I remember there was one set of parents that were the last to leave. Their son was eleven and blind and it was his first time away from home without them. Understandably, Porter’s parents seemed a bit apprehensive in spite of the assurances of 4-H adult counselors. But, as the evening program progressed, they were more comfortable with how competent the teenage camp leaders were in taking charge and running things smoothly.
I was amazed, too, in seeing how well organized it was with over 200 kids and how responsive they were to these young leaders, especially Stacey, their 4-H President. At first glance, he surely wasn’t the typical teenager with his offbeat, personal preferences of hair and clothing.

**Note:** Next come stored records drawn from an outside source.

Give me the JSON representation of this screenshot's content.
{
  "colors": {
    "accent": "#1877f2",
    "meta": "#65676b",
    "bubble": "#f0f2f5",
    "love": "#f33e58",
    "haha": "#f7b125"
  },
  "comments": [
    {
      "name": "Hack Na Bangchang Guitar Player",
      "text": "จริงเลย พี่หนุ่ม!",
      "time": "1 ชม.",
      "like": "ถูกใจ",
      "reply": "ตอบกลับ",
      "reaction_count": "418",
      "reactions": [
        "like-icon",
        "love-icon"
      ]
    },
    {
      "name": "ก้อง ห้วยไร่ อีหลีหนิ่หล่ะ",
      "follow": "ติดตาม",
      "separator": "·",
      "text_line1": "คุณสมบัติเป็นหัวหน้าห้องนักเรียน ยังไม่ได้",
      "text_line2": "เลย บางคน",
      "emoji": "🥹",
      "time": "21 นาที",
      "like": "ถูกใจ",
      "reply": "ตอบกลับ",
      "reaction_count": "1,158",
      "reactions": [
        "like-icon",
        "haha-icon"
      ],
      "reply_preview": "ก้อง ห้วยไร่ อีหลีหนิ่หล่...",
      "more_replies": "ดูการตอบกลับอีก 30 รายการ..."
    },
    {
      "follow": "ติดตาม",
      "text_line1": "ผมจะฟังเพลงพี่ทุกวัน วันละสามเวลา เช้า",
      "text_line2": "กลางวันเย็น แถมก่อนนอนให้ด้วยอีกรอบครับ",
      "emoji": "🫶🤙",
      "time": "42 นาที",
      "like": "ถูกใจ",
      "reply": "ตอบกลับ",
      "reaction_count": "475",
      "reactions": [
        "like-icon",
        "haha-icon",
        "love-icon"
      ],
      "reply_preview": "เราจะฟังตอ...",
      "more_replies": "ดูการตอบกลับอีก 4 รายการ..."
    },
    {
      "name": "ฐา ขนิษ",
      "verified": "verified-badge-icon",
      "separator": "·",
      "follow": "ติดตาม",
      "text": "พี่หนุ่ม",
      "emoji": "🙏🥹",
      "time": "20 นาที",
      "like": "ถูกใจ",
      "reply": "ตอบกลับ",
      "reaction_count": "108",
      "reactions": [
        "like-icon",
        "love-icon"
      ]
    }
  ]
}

It was his magnetic personality and high-energy that was endearing along with his compassion with other kids.
He was the real deal and the kids loved him as well as his 4-H team — Derrick and Brenda. I had never seen another kid have that much influence on young people as well as the adults. My eyes were opened to the potential of youth when given the chance to learn by doing instead of the adults always running the show.
These kids were out of their element of school and friends and placed in a new arena of peers. It was interesting to watch it unfold over the weekend. Those that were once confident were now treading water, watching for what to do and how to act. Others that were more reclusive were feeling safe and coming out of their shells.

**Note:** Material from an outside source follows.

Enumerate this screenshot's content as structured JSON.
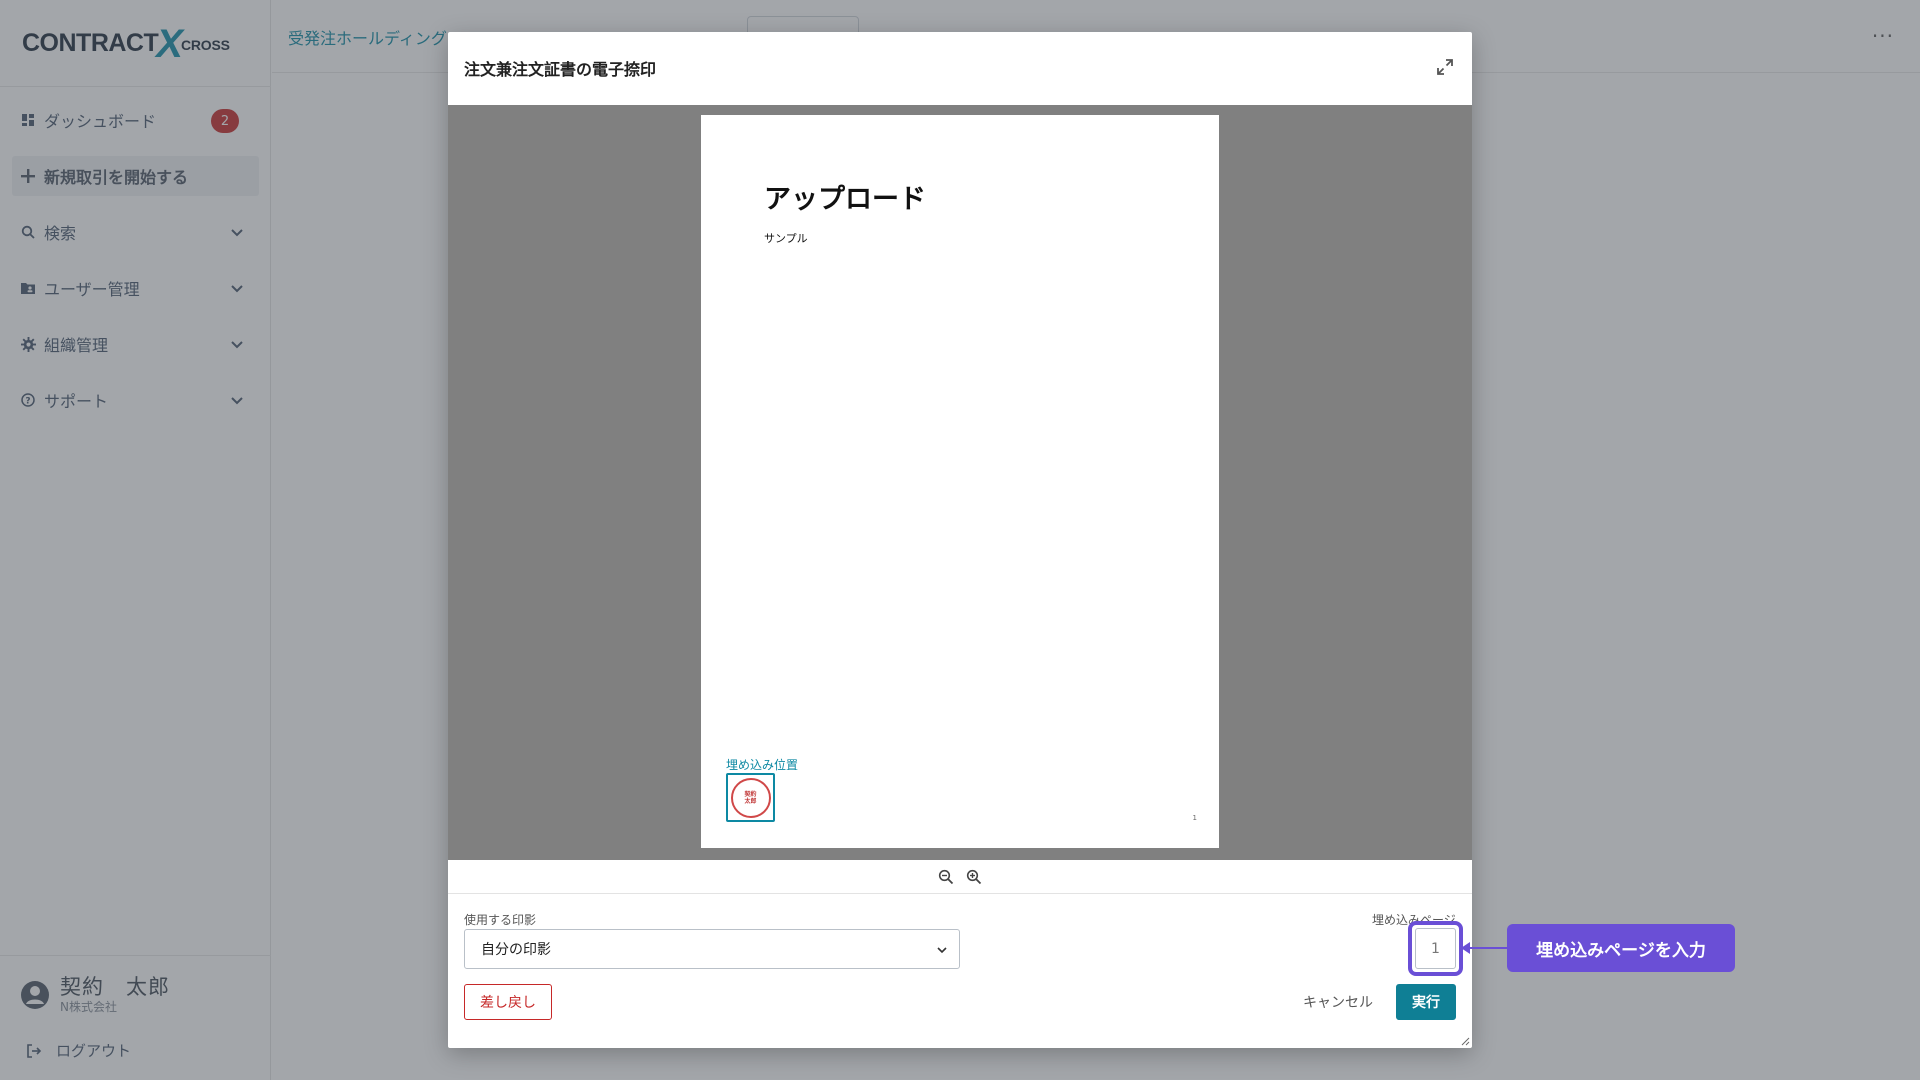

Everyone was on the same leveled playing field. All were accepted and treated the same and all had to follow the rules, no exceptions. When one of the leaders addressed a camper to correct them on a rule they broke, it was never challenged. I saw peer pressure in action at its highest positive form.
One example, I remember, was with my youngest daughter. She was never an early riser and I always had trouble in the mornings getting her up and going. The first morning of camp, there was a schedule to follow with breakfast and workshops to attend.

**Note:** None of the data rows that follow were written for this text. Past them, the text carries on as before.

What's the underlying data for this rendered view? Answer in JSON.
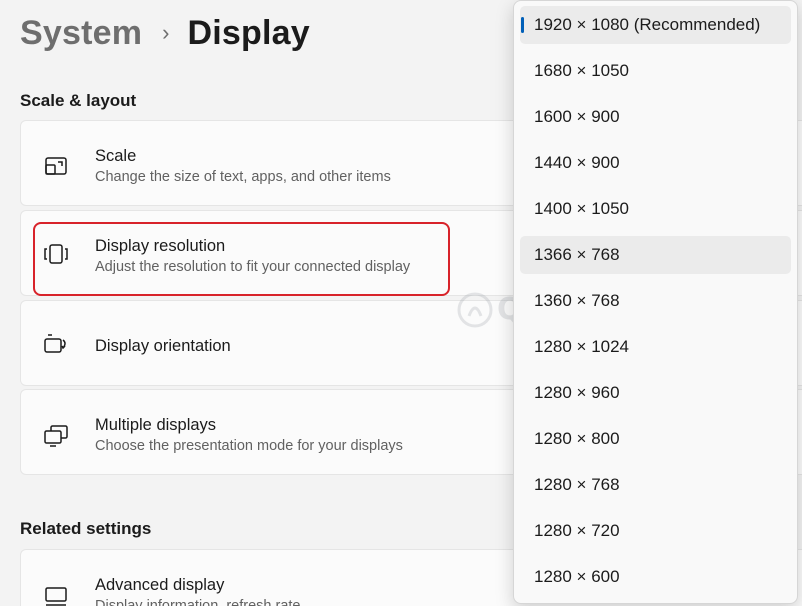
{
  "breadcrumb": {
    "parent": "System",
    "separator": "›",
    "current": "Display"
  },
  "sections": {
    "scale_layout": "Scale & layout",
    "related": "Related settings"
  },
  "cards": {
    "scale": {
      "title": "Scale",
      "desc": "Change the size of text, apps, and other items",
      "icon": "scale-icon"
    },
    "resolution": {
      "title": "Display resolution",
      "desc": "Adjust the resolution to fit your connected display",
      "icon": "resolution-icon"
    },
    "orientation": {
      "title": "Display orientation",
      "icon": "orientation-icon"
    },
    "multiple": {
      "title": "Multiple displays",
      "desc": "Choose the presentation mode for your displays",
      "icon": "multiple-displays-icon"
    },
    "advanced": {
      "title": "Advanced display",
      "desc": "Display information, refresh rate",
      "icon": "monitor-icon"
    }
  },
  "resolution_options": [
    "1920 × 1080 (Recommended)",
    "1680 × 1050",
    "1600 × 900",
    "1440 × 900",
    "1400 × 1050",
    "1366 × 768",
    "1360 × 768",
    "1280 × 1024",
    "1280 × 960",
    "1280 × 800",
    "1280 × 768",
    "1280 × 720",
    "1280 × 600"
  ],
  "selected_resolution": "1920 × 1080 (Recommended)",
  "hovered_resolution": "1366 × 768",
  "watermark": "Quantrimang",
  "colors": {
    "accent": "#005fb8",
    "highlight_border": "#d8232a"
  }
}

As usual, she was dragging and falling behind in time until Brenda came in and called her out on it and told her, in no uncertain terms, to get herself together and be downstairs. I never saw her move so fast and be glad to do it. After camp, she followed suit and I never had problems with her again.
Over the weekend, wherever Porter needed help in maneuvering his new surroundings there was always another kid ready to jump in right beside him. He never lacked in adding his contributions to the workshops and crafts.
In fact, I can still remember that Sunday, the last day of camp, and the feelings of how close we had become in such a short time — kids and adults. The parents were beginning to arrive and we were all assembled in the lodge hall. Some were sitting in chairs and the rest were standing by the wall around the room.
Stacey and his team were taking turns highlighting the events of the weekend and giving their praises for how well everyone had done. It was also a sharing time for the kids, as well. Hearts were touched in everyone on some level and tears started to fall. You got a strong sense that no one wanted it to end.
Then, Porter’s parents announced that he had written a song and wanted to sing and perform it for them. So, Porter was guided to the piano and sang his song. There was not a dry eye in the building and it was a gift of sweet, pure love. I can’t remember too many times in my lifetime that I’ve ever experienced that type of collective love.
Our daughters went on to lead workshops and work closely with the 4-H teams over the years. I could see the challenges they went through at school fitting in and catching heat over challenging decisions they had to make. It was hard but these camps were life savers for them allowing them space to explore and be accepted for who they are.
When I’m with my grandchildren and see youth on TV, I can see the torch has been passed in some form. I can feel the return of love and warmth in my heart knowing that many of our youth have it together and will be there to help others along their way like they did for us so many years ago in 4-H camp.
Pat from the ol’ kitchen table